PROBLEM TO SOLVE
Report how many lines in the records below hold "Years", with no other output.

*** Opening AVAILABLE DATA ***

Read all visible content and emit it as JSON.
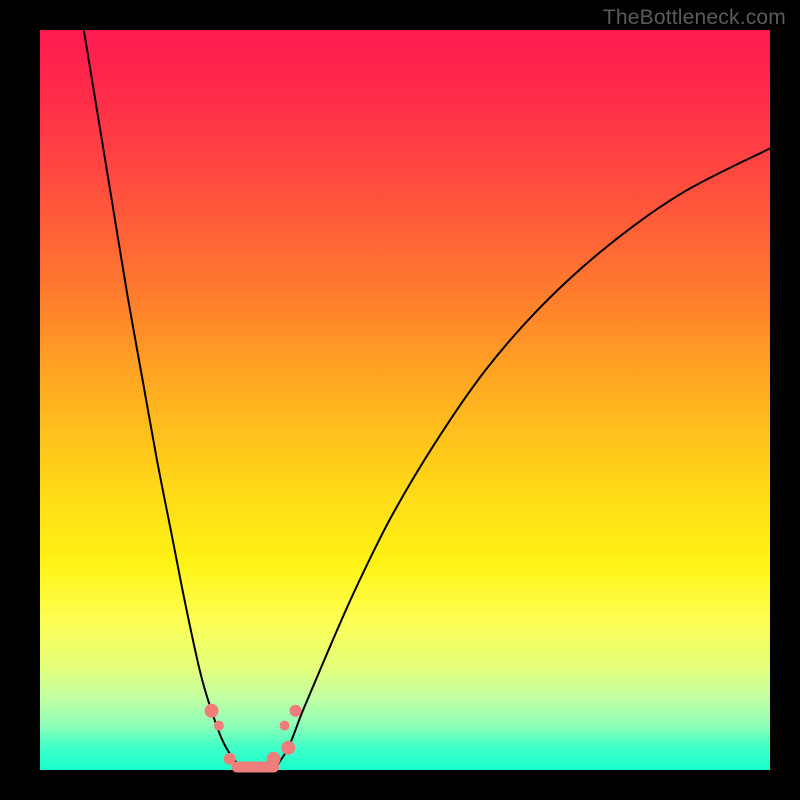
{
  "watermark": "TheBottleneck.com",
  "colors": {
    "frame": "#000000",
    "curve": "#000000",
    "marker": "#ef7d7a",
    "gradient_top": "#ff1a4f",
    "gradient_bottom": "#17ffce"
  },
  "chart_data": {
    "type": "line",
    "title": "",
    "xlabel": "",
    "ylabel": "",
    "xlim": [
      0,
      100
    ],
    "ylim": [
      0,
      100
    ],
    "series": [
      {
        "name": "left-curve",
        "x": [
          6,
          8,
          10,
          12,
          14,
          16,
          18,
          20,
          22,
          23.5,
          25,
          26.5,
          28
        ],
        "y": [
          100,
          88,
          76,
          64,
          53,
          42,
          32,
          22,
          13,
          8,
          4,
          1.5,
          0
        ]
      },
      {
        "name": "right-curve",
        "x": [
          32,
          34,
          36,
          39,
          43,
          48,
          54,
          61,
          69,
          78,
          88,
          100
        ],
        "y": [
          0,
          3,
          8,
          15,
          24,
          34,
          44,
          54,
          63,
          71,
          78,
          84
        ]
      }
    ],
    "markers": [
      {
        "x": 23.5,
        "y": 8,
        "r": 7
      },
      {
        "x": 24.5,
        "y": 6,
        "r": 5
      },
      {
        "x": 26,
        "y": 1.5,
        "r": 6
      },
      {
        "x": 32,
        "y": 1.5,
        "r": 7
      },
      {
        "x": 34,
        "y": 3,
        "r": 7
      },
      {
        "x": 33.5,
        "y": 6,
        "r": 5
      },
      {
        "x": 35,
        "y": 8,
        "r": 6
      }
    ],
    "flat_segment": {
      "x0": 27,
      "x1": 32,
      "y": 0
    }
  }
}
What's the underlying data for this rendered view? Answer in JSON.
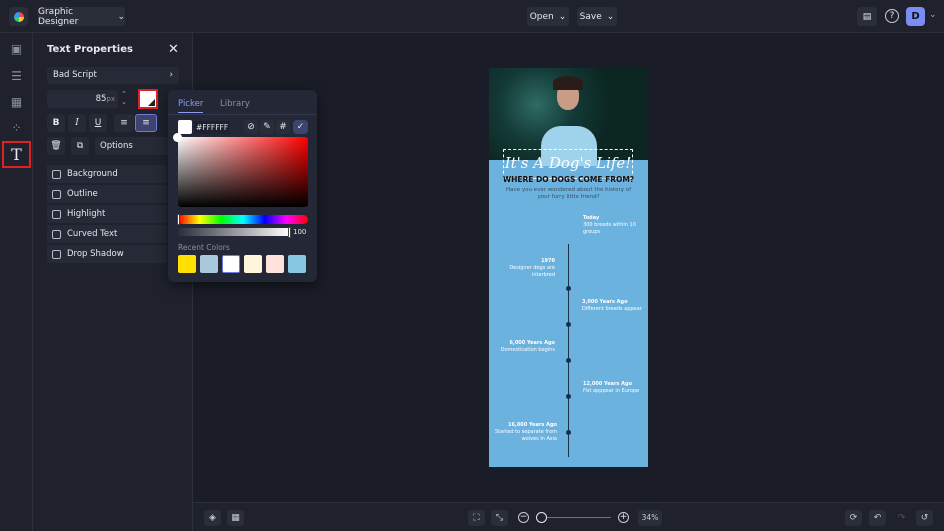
{
  "topbar": {
    "app_dropdown": "Graphic Designer",
    "open": "Open",
    "save": "Save",
    "avatar": "D"
  },
  "panel": {
    "title": "Text Properties",
    "font": "Bad Script",
    "size": "85",
    "size_unit": "px",
    "options": "Options",
    "checkboxes": [
      "Background",
      "Outline",
      "Highlight",
      "Curved Text",
      "Drop Shadow"
    ],
    "text_color": "#FFFFFF"
  },
  "picker": {
    "tabs": [
      "Picker",
      "Library"
    ],
    "hex": "#FFFFFF",
    "opacity": "100",
    "recent_label": "Recent Colors",
    "recent_colors": [
      "#FFE000",
      "#A9C8DA",
      "#FFFFFF",
      "#FFF5DC",
      "#FDE3DC",
      "#86C8E2"
    ]
  },
  "poster": {
    "title": "It's A Dog's Life!",
    "subtitle": "WHERE DO DOGS COME FROM?",
    "intro": "Have you ever wondered about the history of your furry little friend?",
    "events": [
      {
        "title": "Today",
        "text": "300 breeds within 10 groups",
        "side": "right"
      },
      {
        "title": "1970",
        "text": "Designer dogs are interbred",
        "side": "left"
      },
      {
        "title": "3,000 Years Ago",
        "text": "Different breeds appear",
        "side": "right"
      },
      {
        "title": "6,000 Years Ago",
        "text": "Domestication begins",
        "side": "left"
      },
      {
        "title": "12,000 Years Ago",
        "text": "Fist apppear in Europe",
        "side": "right"
      },
      {
        "title": "16,000 Years Ago",
        "text": "Started to separate from wolves in Asia",
        "side": "left"
      }
    ]
  },
  "bottom": {
    "zoom": "34%",
    "zoom_fraction": 0.05
  }
}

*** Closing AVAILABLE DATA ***

COMPLETED EXERCISE
4